- WORK ORDER:
Lines that contain the string "plan" are the ones to list; copy all of them from the records.

Top of SUPPLIED MATERIAL

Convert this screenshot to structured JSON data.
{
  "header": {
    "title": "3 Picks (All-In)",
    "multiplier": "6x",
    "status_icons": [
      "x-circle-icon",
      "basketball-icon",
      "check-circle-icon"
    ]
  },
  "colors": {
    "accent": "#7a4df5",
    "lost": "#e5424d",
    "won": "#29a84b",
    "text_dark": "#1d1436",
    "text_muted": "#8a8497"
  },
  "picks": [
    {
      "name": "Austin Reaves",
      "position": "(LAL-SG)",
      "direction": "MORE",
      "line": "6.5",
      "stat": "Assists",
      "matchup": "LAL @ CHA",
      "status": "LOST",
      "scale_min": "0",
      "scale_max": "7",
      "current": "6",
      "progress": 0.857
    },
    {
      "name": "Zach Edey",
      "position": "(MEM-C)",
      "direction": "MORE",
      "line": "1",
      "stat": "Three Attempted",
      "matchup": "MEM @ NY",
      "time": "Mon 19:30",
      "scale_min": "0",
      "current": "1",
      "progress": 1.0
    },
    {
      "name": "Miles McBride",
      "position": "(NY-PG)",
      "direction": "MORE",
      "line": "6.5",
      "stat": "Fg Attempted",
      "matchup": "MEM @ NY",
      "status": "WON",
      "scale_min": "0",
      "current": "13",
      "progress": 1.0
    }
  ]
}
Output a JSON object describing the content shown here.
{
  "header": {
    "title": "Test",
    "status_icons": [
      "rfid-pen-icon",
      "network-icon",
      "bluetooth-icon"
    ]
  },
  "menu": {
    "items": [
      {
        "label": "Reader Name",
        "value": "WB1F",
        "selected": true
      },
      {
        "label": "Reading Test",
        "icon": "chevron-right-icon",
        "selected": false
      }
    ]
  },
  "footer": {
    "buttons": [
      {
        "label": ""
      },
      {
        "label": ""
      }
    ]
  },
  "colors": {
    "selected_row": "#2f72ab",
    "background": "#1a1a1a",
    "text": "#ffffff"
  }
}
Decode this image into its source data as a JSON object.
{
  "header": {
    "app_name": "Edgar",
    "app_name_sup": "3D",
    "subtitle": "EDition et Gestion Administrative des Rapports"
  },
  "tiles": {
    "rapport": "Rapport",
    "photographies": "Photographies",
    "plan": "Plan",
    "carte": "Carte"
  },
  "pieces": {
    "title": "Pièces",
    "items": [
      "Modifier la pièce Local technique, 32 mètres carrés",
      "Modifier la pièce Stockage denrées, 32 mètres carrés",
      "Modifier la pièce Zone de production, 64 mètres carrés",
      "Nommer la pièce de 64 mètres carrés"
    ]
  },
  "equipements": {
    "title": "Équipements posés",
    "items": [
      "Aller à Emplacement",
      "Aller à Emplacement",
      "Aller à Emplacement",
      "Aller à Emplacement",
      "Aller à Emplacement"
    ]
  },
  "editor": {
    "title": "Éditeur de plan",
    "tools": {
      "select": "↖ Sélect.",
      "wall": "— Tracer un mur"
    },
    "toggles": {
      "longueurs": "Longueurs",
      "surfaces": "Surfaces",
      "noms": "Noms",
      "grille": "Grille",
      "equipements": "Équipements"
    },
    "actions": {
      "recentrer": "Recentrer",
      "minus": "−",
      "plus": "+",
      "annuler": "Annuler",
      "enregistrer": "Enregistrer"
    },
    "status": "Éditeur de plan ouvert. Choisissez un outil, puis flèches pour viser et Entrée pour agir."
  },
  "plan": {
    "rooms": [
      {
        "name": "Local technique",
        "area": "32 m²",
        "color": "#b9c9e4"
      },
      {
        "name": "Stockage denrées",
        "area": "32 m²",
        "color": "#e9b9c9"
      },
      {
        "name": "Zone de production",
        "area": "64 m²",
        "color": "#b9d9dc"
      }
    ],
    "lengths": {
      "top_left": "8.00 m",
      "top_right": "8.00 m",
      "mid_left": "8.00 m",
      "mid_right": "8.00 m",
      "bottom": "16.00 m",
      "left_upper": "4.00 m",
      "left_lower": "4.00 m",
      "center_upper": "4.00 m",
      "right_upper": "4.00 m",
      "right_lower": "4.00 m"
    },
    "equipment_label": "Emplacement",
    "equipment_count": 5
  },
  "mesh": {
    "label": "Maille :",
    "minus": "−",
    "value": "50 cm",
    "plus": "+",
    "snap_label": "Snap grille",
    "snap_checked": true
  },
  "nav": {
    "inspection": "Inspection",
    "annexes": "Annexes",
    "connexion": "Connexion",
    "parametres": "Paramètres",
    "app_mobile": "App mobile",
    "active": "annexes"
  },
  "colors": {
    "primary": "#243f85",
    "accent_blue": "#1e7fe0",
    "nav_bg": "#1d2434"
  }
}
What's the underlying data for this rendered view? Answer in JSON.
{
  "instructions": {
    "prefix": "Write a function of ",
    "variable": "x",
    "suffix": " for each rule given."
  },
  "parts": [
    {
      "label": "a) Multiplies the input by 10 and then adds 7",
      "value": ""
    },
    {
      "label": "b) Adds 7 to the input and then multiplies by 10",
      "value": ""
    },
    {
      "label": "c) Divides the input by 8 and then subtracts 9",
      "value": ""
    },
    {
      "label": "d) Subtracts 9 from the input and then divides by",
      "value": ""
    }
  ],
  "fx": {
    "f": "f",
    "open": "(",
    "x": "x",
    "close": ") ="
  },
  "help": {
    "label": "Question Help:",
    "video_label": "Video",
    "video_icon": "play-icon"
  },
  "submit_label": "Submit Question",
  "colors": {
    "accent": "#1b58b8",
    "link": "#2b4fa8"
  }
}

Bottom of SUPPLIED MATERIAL

- RESPONSE TO THE TASK:
    "plan": "Plan",
    "title": "Éditeur de plan",
    "status": "Éditeur de plan ouvert. Choisissez un outil, puis flèches pour viser et Entrée pour agir."
  "plan": {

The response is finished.